[What this task involves] In the entries that follow, which lines hold the string "hallticket"? List them.

(Stored entries)
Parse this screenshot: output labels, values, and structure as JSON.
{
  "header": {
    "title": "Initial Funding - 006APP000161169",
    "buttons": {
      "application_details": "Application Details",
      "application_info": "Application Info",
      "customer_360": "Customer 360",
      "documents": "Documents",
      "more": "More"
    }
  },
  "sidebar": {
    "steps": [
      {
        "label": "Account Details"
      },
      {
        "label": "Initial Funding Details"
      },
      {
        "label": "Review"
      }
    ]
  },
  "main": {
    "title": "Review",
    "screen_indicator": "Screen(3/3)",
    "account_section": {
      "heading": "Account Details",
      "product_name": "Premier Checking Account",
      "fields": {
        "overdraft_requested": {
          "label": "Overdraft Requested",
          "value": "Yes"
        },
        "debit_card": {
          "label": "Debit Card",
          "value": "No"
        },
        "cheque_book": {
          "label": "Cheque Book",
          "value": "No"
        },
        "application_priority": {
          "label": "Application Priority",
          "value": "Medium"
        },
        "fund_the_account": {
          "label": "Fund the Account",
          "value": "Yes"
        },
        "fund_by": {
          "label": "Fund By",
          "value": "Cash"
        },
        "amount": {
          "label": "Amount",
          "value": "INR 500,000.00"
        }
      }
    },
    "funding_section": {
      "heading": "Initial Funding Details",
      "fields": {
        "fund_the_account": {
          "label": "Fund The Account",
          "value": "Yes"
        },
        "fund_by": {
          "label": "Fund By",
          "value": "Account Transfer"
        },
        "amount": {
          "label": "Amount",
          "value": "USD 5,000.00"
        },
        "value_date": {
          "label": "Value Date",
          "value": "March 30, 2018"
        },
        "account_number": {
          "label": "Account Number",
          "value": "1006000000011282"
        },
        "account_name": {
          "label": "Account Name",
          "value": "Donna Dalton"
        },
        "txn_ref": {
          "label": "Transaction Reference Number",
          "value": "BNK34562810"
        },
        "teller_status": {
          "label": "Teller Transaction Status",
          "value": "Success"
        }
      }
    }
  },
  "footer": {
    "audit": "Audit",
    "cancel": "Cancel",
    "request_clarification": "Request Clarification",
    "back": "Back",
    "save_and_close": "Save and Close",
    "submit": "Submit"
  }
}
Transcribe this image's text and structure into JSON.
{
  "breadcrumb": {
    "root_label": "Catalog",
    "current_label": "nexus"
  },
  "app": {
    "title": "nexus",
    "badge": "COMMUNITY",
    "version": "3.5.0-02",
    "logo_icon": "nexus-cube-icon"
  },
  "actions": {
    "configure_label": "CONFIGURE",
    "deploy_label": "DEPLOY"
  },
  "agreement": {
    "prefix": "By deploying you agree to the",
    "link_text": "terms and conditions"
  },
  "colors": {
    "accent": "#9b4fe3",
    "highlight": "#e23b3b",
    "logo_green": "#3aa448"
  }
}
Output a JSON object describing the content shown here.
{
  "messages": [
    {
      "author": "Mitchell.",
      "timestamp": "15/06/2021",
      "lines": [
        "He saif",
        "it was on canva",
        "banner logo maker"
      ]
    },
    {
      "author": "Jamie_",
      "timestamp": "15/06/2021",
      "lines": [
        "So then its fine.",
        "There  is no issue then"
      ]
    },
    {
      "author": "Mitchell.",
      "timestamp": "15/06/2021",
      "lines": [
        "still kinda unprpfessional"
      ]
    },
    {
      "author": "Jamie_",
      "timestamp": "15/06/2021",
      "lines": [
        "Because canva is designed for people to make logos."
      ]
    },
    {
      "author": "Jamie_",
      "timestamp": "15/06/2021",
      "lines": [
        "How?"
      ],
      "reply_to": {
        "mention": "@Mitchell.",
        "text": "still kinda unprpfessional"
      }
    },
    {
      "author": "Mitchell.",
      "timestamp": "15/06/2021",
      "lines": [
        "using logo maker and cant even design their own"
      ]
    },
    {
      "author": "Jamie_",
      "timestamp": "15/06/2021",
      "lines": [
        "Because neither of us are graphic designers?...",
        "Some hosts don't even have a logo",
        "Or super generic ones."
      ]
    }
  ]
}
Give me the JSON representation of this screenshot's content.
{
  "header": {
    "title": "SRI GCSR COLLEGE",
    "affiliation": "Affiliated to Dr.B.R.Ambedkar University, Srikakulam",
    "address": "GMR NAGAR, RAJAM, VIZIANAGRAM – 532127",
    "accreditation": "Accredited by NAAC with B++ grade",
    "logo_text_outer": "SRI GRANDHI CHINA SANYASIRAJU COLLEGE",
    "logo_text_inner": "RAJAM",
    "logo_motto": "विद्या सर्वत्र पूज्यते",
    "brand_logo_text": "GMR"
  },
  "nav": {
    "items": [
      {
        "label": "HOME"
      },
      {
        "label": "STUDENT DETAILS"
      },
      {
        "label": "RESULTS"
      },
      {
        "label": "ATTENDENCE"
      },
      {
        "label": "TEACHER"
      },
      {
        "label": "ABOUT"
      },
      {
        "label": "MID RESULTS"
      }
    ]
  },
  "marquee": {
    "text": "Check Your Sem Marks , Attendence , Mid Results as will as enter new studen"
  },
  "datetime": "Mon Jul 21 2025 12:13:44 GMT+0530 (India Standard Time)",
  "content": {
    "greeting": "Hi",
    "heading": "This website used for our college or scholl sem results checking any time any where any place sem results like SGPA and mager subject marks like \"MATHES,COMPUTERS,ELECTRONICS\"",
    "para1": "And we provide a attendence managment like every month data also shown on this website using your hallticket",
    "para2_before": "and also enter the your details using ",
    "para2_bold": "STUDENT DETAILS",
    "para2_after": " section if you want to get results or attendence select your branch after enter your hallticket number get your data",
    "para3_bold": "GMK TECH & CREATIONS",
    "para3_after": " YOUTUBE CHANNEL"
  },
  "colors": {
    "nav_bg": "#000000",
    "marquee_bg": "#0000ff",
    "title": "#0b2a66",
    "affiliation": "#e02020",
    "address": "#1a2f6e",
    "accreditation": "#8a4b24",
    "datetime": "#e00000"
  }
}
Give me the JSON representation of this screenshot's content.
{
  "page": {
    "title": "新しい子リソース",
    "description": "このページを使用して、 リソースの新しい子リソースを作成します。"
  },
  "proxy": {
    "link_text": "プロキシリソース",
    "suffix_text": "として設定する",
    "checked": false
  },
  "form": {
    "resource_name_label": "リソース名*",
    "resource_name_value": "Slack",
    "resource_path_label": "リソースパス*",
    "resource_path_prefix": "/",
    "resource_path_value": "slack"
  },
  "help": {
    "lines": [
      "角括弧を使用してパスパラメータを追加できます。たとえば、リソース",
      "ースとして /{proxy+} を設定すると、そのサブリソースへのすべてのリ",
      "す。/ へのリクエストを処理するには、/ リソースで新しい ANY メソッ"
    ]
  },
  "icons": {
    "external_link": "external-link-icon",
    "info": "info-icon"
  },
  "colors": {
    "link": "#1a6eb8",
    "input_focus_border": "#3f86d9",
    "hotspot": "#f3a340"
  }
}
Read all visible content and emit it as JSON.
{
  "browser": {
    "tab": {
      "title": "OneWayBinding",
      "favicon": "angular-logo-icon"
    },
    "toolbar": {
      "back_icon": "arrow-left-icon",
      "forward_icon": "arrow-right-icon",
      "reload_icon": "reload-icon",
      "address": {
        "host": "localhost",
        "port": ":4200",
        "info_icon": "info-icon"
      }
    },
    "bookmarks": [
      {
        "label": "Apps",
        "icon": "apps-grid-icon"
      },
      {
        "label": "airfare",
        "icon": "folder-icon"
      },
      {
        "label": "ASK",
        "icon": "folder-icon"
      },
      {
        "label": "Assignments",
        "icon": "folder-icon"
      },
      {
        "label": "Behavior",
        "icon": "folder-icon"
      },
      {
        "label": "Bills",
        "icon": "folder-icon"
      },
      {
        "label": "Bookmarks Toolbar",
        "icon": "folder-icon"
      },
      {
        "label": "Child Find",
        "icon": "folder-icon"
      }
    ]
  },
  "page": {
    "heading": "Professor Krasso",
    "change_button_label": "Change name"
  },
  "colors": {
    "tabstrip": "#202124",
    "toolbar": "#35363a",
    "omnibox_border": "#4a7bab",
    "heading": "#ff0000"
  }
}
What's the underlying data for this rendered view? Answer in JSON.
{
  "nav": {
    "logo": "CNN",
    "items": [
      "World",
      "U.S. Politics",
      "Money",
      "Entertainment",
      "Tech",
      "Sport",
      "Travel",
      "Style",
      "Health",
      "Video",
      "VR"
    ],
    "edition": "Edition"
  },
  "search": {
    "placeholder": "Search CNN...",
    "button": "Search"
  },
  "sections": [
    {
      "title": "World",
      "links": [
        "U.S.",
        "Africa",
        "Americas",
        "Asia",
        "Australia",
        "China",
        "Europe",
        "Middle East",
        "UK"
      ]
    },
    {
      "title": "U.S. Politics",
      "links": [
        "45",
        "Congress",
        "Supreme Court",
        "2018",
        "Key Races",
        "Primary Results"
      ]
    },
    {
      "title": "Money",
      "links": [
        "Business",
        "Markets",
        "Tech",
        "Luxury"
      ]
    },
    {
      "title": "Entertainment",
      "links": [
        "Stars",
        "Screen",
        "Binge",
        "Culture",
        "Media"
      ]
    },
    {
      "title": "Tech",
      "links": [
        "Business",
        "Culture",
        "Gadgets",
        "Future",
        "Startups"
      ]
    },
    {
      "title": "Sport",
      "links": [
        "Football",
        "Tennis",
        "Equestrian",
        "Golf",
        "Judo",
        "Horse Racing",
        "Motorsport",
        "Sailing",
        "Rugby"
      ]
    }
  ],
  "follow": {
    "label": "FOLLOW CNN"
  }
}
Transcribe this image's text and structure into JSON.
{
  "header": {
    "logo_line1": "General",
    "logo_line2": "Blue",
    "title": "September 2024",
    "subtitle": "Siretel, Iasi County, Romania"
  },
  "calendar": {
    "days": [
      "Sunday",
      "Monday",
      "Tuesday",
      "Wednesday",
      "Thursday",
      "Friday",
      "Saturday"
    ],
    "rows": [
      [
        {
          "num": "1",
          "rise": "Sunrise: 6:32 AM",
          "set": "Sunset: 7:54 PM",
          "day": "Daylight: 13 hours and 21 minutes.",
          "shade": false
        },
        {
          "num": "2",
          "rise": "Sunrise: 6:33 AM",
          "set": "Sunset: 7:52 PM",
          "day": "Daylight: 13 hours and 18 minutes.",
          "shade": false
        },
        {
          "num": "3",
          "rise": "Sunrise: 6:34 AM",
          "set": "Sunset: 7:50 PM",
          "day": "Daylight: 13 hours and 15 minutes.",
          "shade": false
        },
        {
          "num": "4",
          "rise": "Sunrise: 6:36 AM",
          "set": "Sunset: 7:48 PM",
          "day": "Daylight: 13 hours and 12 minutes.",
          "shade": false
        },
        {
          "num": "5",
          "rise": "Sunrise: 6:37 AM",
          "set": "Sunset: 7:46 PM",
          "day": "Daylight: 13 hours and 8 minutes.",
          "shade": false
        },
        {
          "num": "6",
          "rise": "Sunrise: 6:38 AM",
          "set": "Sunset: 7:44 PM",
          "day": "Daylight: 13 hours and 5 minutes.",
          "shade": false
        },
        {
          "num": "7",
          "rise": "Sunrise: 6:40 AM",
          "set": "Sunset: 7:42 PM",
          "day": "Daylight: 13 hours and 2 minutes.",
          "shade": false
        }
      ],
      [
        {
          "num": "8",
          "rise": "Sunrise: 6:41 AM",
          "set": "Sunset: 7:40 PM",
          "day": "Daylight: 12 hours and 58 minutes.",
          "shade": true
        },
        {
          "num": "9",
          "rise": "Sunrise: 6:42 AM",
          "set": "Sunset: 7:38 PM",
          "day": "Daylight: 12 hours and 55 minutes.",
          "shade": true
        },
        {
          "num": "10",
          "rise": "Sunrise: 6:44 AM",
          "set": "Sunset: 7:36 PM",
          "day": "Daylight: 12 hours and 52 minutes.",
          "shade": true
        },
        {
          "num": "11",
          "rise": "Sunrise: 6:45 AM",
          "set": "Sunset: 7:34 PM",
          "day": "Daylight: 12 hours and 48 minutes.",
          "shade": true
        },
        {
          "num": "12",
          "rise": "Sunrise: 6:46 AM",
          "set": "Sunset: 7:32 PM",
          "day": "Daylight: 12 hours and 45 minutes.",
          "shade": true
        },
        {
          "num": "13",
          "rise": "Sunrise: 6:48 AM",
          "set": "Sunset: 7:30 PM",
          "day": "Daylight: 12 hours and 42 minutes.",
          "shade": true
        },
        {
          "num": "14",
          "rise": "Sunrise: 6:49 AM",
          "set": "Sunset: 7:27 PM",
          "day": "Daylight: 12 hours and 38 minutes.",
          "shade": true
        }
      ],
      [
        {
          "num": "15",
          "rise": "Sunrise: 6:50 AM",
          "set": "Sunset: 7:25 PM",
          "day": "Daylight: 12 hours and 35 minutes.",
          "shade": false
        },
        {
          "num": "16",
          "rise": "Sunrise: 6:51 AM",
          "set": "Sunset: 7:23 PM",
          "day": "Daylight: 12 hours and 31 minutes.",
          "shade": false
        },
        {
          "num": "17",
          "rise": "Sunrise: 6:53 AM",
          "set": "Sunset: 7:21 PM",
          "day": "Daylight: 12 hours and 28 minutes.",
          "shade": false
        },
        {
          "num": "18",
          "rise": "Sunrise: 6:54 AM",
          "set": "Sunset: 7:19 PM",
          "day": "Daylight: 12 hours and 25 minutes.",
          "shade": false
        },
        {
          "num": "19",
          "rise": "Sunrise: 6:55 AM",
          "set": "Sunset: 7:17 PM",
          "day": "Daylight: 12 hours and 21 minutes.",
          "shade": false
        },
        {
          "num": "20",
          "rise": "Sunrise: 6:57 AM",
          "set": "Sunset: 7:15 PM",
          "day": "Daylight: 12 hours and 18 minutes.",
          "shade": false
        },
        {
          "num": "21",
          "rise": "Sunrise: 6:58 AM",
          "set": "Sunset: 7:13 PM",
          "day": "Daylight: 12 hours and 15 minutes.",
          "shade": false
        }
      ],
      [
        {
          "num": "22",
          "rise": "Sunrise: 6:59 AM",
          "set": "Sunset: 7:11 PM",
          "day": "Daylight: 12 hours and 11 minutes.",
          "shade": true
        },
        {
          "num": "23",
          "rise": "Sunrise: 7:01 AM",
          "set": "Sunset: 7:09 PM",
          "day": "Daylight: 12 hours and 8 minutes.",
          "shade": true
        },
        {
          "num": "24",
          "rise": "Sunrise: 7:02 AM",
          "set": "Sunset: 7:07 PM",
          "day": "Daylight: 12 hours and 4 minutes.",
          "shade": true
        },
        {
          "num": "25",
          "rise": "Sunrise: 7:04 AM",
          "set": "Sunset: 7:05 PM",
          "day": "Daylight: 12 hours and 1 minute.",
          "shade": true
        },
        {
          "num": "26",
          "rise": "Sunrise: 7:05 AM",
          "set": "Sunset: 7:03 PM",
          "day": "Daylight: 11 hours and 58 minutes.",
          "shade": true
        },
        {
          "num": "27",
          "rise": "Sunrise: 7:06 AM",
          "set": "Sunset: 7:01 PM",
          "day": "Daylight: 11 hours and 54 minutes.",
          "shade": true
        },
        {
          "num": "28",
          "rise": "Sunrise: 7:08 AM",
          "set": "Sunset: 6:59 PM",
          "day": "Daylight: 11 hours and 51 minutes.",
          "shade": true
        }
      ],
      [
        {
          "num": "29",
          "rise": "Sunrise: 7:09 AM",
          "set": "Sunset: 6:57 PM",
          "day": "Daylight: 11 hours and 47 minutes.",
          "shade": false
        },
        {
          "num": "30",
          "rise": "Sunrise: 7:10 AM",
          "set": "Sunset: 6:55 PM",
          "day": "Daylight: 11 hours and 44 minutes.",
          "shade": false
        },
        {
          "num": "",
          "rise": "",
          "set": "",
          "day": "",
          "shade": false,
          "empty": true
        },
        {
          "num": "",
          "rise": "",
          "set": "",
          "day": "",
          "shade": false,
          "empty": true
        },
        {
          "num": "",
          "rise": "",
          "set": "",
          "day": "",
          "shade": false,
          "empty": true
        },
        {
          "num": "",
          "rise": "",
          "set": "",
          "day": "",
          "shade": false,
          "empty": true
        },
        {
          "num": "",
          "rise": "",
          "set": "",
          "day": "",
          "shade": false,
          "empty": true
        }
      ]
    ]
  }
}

[Solution]
    "para1": "And we provide a attendence managment like every month data also shown on this website using your hallticket",
    "para2_after": " section if you want to get results or attendence select your branch after enter your hallticket number get your data",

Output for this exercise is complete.